I lead her to a nearby bench and sit her down.
“I’m sorry, I’m not usually a mess like this,” she says wiping her tears away.
“No, it’s fine. Don’t worry about it, ” I reply quietly letting out a nervous breath.
“You’re a nice guy, Dean,” she whispers.
“I’ll take that as a compliment since I don’t get many,” I answer quietly.
“You’ve got to be kidding me,” she laughs. ” You’re handsome though.”
“Your past can affect how people see you and sometimes that makes people see your appearance another way, too,” I reply. “It’s nice to have somebody who can look pass all that, though.”
I smile and she does, too.
“Surround yourself with people who love you and accept you for who you are and treasure them cause they are hard to find,” Elise’s voice echoes.
“Would you like to...go out sometime?” I ask nervously.
My flirting skills were rusty considering I hadn’t used them in five years.
“That would be nice,” she replies with a smile again.
We enter each other’s number into our phones and she leaves a lot happier than when she arrived.
“I found her, Elise. Or at least I think I have,” I whisper.
“Good for you, I’m proud. Don’t ruin it, Dean,” her voice whistles.
“I’ll try not to but I won’t promise anything,” I whisper in return.
I began the long drive back to Florence’s city limits cause that’s where the graveyard resided. Where it could be forgotten, invisible. It was like it was a disgrace. In Bristol, the graveyards had been right next to everyday convenience stores but then again Bristol was smaller and had a smaller population and maybe that was why this graveyard was on the city limits.
I was quite happy with how the day was going. But of course, it couldn’t last. Maybe I’m just unlucky.
I arrived at the hospital building. It was unusually quiet.
My father appeared out of nowhere.
“I don’t know who you are. But you’re not Haley. Haley was my daughter. I bet you killed her and this is your idea of a sick joke. Where is she? Where is Haley? Tell me where she is!” he yelled pushing me.
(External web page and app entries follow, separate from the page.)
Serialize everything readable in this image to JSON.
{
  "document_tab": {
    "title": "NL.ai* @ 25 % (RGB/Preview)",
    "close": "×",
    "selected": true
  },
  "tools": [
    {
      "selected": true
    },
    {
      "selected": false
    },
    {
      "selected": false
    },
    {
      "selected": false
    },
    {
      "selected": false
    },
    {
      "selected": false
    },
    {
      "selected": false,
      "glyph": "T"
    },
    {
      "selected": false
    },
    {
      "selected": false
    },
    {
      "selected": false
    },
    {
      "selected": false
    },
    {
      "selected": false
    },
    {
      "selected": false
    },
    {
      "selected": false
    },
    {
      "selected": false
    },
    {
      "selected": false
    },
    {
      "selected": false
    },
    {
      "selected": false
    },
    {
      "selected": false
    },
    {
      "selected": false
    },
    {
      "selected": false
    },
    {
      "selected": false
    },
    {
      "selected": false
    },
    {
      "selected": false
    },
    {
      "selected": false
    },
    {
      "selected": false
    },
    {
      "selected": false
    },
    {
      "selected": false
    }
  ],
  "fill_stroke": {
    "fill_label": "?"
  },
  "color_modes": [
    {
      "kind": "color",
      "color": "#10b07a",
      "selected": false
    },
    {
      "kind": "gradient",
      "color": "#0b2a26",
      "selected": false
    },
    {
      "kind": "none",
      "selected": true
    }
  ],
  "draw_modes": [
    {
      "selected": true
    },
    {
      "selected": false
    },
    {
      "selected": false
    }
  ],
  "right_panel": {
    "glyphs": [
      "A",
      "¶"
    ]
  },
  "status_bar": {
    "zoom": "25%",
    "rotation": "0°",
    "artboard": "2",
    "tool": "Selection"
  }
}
I didn’t push back, I didn’t want to hurt him.
Could he really not see any part of Haley in me? I know I didn’t fit the ideal picture but who does?
“I told you before, I am Haley. I just cut my hair and got surgery is it really so hard to believe?” I ask defensively holding my hands up.
“Liar! You’re a liar and a murderer. You’ve poisoned my son and wife’s minds but I will not allow you to poison mine,” he yells and pushes me to the pavement. My hands scrap against the gravel as they try to break my fall. I hiss in discomfort.
My father backs off and stalks away.
I wonder if any part of him felt that any of that was wrong.
I slowly rose and calmly walked inside and straight to the nearest washroom before any of the nurses could question me about my bloody hands.
I washed the blood off and tried to disinfect the wounds with soap. I applied pressure until the bleeding stopped and I was just left with scratches.
I went back up to Luke’s room, our mother must have gone out to get food or gone to do something but Trev was still at Luke’s side.
I joined him.
“What happened to you?” Trev inquired noting my scratched hands.
“My father jumped me in the parking lot and pushed me around,” I reply.
Luke is sleeping or at least seems to be.
“You can’t be serious?” he questioned. “You tell him the truth and this is how he repays you?”
“Well, I guess you can’t change some people,” I answer.
I was beginning to doubt Elise could do anything.